I need every line that includes the word "must" copied from the material.
--
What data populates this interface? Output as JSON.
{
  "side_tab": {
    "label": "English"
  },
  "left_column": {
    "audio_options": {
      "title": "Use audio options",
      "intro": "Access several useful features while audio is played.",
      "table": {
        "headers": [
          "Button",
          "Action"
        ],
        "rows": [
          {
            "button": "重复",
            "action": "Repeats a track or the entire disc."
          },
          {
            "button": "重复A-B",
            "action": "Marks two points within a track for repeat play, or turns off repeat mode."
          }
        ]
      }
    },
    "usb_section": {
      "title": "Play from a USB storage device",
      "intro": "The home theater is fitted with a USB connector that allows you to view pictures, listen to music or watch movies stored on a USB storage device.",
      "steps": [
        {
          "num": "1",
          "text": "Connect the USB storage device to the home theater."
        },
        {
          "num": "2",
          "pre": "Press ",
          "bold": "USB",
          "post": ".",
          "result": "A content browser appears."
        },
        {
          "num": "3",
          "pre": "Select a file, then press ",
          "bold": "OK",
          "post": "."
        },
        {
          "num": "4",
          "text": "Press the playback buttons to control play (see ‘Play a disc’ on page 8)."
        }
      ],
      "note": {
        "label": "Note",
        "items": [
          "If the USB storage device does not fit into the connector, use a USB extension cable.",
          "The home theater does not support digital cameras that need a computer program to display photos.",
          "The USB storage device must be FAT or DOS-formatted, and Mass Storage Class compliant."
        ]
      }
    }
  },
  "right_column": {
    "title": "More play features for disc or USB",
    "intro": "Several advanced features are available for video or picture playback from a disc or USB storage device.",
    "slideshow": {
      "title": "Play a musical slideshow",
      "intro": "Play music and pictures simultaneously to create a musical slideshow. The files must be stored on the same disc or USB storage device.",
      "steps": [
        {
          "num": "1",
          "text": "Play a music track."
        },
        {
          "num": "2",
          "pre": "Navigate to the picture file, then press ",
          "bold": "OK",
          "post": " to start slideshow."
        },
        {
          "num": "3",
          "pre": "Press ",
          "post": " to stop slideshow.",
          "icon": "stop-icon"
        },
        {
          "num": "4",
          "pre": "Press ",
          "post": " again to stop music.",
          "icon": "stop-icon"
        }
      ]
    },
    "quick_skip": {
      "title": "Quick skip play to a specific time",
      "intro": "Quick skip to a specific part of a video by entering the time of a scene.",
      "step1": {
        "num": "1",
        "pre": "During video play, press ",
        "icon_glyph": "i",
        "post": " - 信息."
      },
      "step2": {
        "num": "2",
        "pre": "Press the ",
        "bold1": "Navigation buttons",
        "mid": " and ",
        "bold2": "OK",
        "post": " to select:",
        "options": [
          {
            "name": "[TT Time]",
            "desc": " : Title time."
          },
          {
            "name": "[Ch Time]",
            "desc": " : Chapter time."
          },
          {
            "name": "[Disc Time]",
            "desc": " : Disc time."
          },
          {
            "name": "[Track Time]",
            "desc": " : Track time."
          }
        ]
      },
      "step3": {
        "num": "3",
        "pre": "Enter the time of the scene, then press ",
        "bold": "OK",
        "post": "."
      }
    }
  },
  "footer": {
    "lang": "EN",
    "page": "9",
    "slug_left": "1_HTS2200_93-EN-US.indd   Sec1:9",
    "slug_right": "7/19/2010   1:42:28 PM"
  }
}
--
**Exercise response**
          "The USB storage device must be FAT or DOS-formatted, and Mass Storage Class compliant."
      "intro": "Play music and pictures simultaneously to create a musical slideshow. The files must be stored on the same disc or USB storage device.",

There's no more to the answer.